A clutch of stocks favoured by retail traders tumbled on Monday in volatile trading as news that UK-based Cineworld warned of a possible bankruptcy sent AMC Entertainment Holdings’ shares diving almost 40% on the day that the U.S. movie chain’s preferred shares started trading.
Bed Bath & Beyond Inc and GameStop Corp also slid as AMC’s preferred stock, trading under the ticker “APE,” opened at $6.21 on the New York Stock Exchange. AMC common shares were nearly 40% lower at $10.93.
The American movie chain said its preferred shares, intended as dividend, will have the same voting rights as AMC common stock and could be used for raising capital in the future.
Trading of both classes of shares was halted multiple times in volatile trading. AMC and APE shares were together trading at $17.14.
Bed Bath & Beyond Inc, was down 3%, continuing Friday’s 40.5% slump after billionaire Ryan Cohen abruptly dumped his stake in the struggling retailer.
Cohen had built a following last year of loyal individual investors who bet on his turnaround of video game retailer GameStop Corp. GameStop was down 4% on Monday.
A lot of the meme-ers were on the Ryan Cohen bandwagon and now that he’s gone I think a lot of them are hitting the exit button, said Dennis Dick, head trader and market structure analyst at Triple D Trading. So you had similar investors in Bed Bath and Beyond and Gamestop and AMC, he said.
Traders said AMC shares tanked due to the stock issue and after Cineworld, which owns Regal cinemas in the United States, warned that it was staring at a possible bankruptcy filing due to debt that soared during the pandemic.
On Friday, AMC reiterated that it was hit by a ‘relatively weak’ film slate in the third quarter of 2022.
The AMC distribution of “APE” is somewhere between a stock split and a stock dividend, said Rick Meckler at Cherry Lane Investments. To understand the price movement in AMC today, you need to add the current price of AMC stock with the price of APE. This seems designed to effectively allow for the issuance of more equity by AMC without technically breaking the company’s promise to not issue more common shares further potentially diluting their value.
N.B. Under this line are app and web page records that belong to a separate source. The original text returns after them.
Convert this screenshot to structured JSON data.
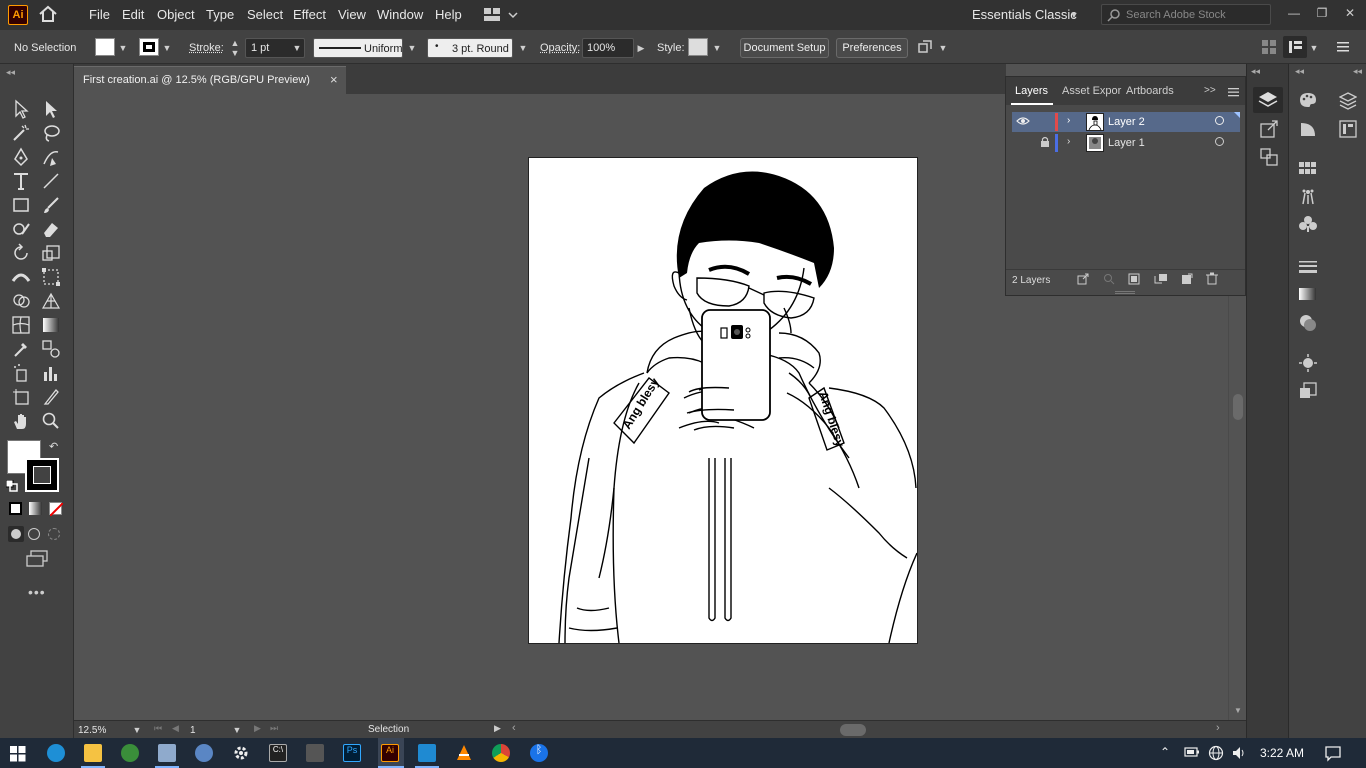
{
  "app": {
    "logo": "Ai",
    "accent": "#ff9a00",
    "bg_dark": "#323232"
  },
  "menu": {
    "items": [
      "File",
      "Edit",
      "Object",
      "Type",
      "Select",
      "Effect",
      "View",
      "Window",
      "Help"
    ]
  },
  "workspace": {
    "name": "Essentials Classic"
  },
  "search": {
    "placeholder": "Search Adobe Stock"
  },
  "control_bar": {
    "selection_state": "No Selection",
    "stroke_label": "Stroke:",
    "stroke_weight": "1 pt",
    "stroke_profile": "Uniform",
    "brush": "3 pt. Round",
    "opacity_label": "Opacity:",
    "opacity_value": "100%",
    "style_label": "Style:",
    "document_setup": "Document Setup",
    "preferences": "Preferences"
  },
  "document_tab": {
    "title": "First creation.ai @ 12.5% (RGB/GPU Preview)",
    "close": "×"
  },
  "layers_panel": {
    "tabs": [
      "Layers",
      "Asset Expor",
      "Artboards"
    ],
    "layers": [
      {
        "name": "Layer 2",
        "color": "#e34b4b",
        "selected": true,
        "visible": true,
        "locked": false
      },
      {
        "name": "Layer 1",
        "color": "#4b6ee3",
        "selected": false,
        "visible": false,
        "locked": true
      }
    ],
    "footer_count": "2 Layers"
  },
  "status_bar": {
    "zoom": "12.5%",
    "artboard_number": "1",
    "current_tool": "Selection"
  },
  "taskbar": {
    "time": "3:22 AM"
  },
  "artwork": {
    "hoodie_text": "Ang blesy"
  }
}
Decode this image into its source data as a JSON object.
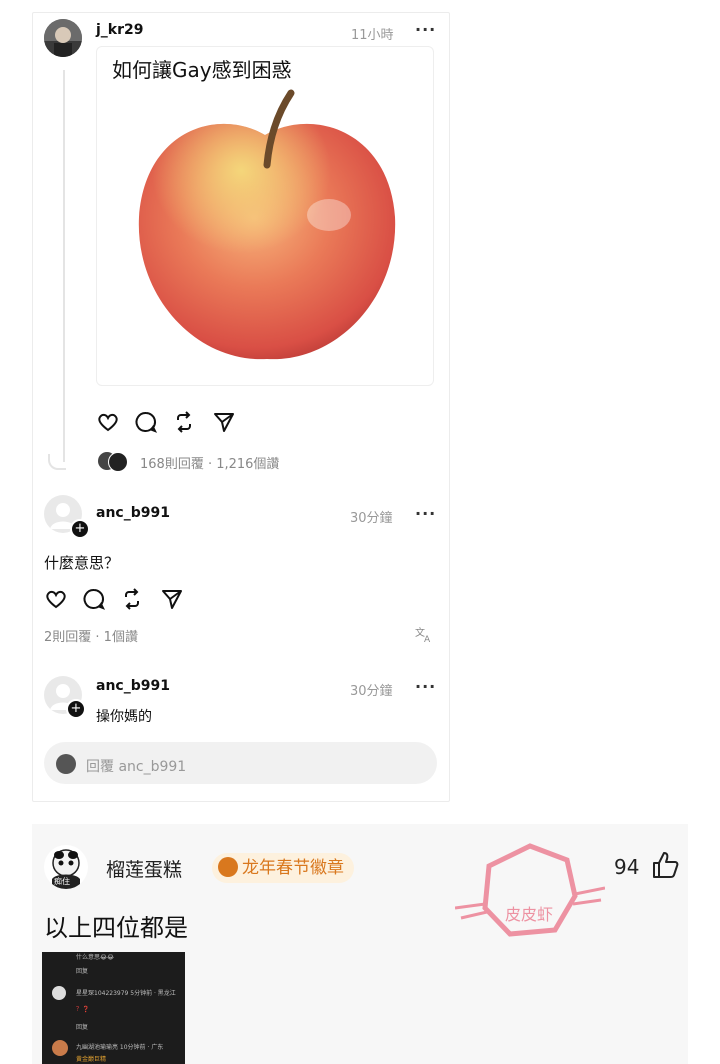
{
  "post": {
    "username": "j_kr29",
    "time": "11小時",
    "more": "···",
    "caption": "如何讓Gay感到困惑",
    "stats": "168則回覆 · 1,216個讚"
  },
  "comment1": {
    "username": "anc_b991",
    "time": "30分鐘",
    "more": "···",
    "text": "什麼意思？",
    "stats": "2則回覆 · 1個讚"
  },
  "comment2": {
    "username": "anc_b991",
    "time": "30分鐘",
    "more": "···",
    "text": "操你媽的"
  },
  "reply": {
    "placeholder": "回覆 anc_b991"
  },
  "bottom_comment": {
    "username": "榴莲蛋糕",
    "badge": "龙年春节徽章",
    "like_count": "94",
    "text": "以上四位都是",
    "avatar_caption": "痴住"
  },
  "inner_screenshot": {
    "line1": "什么意思😂😂",
    "line2": "回复",
    "line3": "星星琛10422397​9  5分钟前 · 黑龙江",
    "line4": "？❓",
    "line5": "回复",
    "line6": "九幽湖池瑜瑜亮  10分钟前 · 广东",
    "line7": "黄金巅巨精"
  },
  "watermark": {
    "text": "皮皮虾"
  },
  "colors": {
    "badge_text": "#d9781e",
    "badge_bg": "#fdf1de",
    "watermark": "#e8506a"
  },
  "icons": [
    "heart-icon",
    "comment-icon",
    "repost-icon",
    "share-icon",
    "translate-icon",
    "thumbs-up-icon"
  ]
}
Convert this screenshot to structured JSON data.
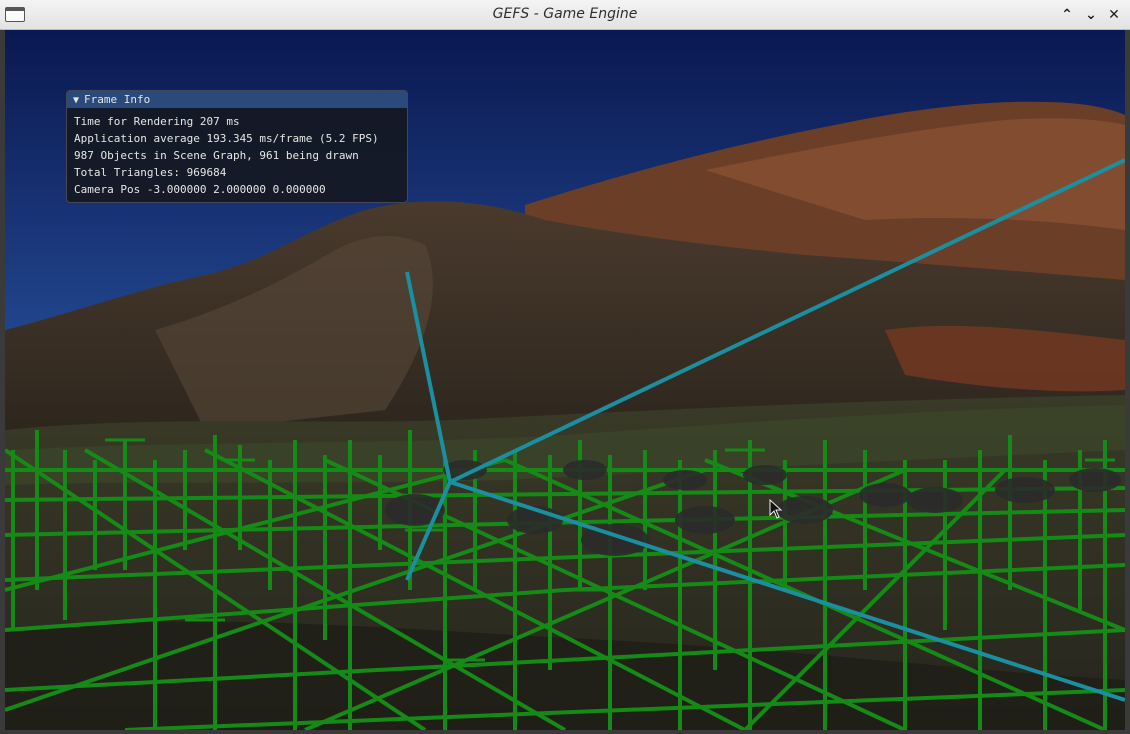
{
  "window": {
    "title": "GEFS - Game Engine",
    "controls": {
      "minimize_icon": "chevron-up-icon",
      "restore_icon": "chevron-down-icon",
      "close_icon": "close-icon",
      "minimize_glyph": "⌃",
      "restore_glyph": "⌄",
      "close_glyph": "✕"
    }
  },
  "frame_info": {
    "title": "Frame Info",
    "collapse_glyph": "▼",
    "lines": [
      "Time for Rendering 207 ms",
      "Application average 193.345 ms/frame (5.2 FPS)",
      "987 Objects in Scene Graph, 961 being drawn",
      "Total Triangles: 969684",
      "Camera Pos -3.000000 2.000000 0.000000"
    ]
  },
  "scene": {
    "colors": {
      "sky_top": "#0b1a52",
      "sky_bottom": "#3f6fb6",
      "mountain": "#3b2f25",
      "rust": "#8a4a2a",
      "ground": "#2a2a20",
      "grid": "#1a8a1a",
      "axis": "#1e8a9a"
    }
  }
}
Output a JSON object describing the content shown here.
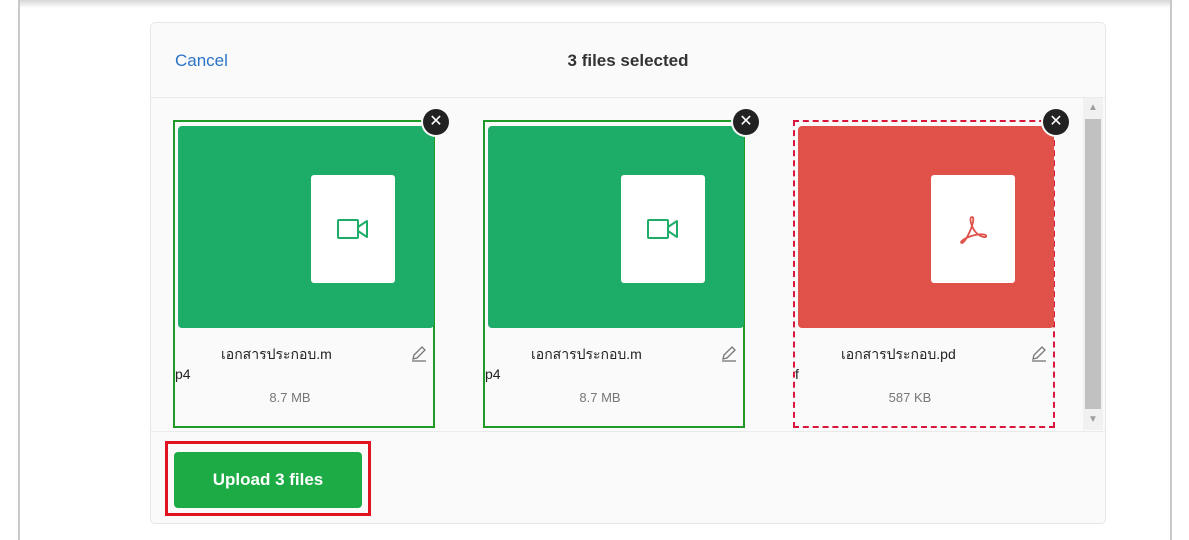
{
  "dialog": {
    "cancel_label": "Cancel",
    "title": "3 files selected"
  },
  "files": [
    {
      "name_line1": "เอกสารประกอบ.m",
      "name_line2": "p4",
      "size": "8.7 MB",
      "type_icon": "video-camera-icon",
      "thumb_color": "#1dad68",
      "status": "ok"
    },
    {
      "name_line1": "เอกสารประกอบ.m",
      "name_line2": "p4",
      "size": "8.7 MB",
      "type_icon": "video-camera-icon",
      "thumb_color": "#1dad68",
      "status": "ok"
    },
    {
      "name_line1": "เอกสารประกอบ.pd",
      "name_line2": "f",
      "size": "587 KB",
      "type_icon": "pdf-icon",
      "thumb_color": "#e0514a",
      "status": "error"
    }
  ],
  "footer": {
    "upload_label": "Upload 3 files"
  },
  "colors": {
    "accent_green": "#1dab45",
    "error_red": "#d9173c",
    "link_blue": "#2a74c8"
  }
}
Thomas Hayes, chairman of Green Hill Capital said the security was AMC ‘pretending to give existing shareholders something of value, but in reality they are just paving the road for future dilution.’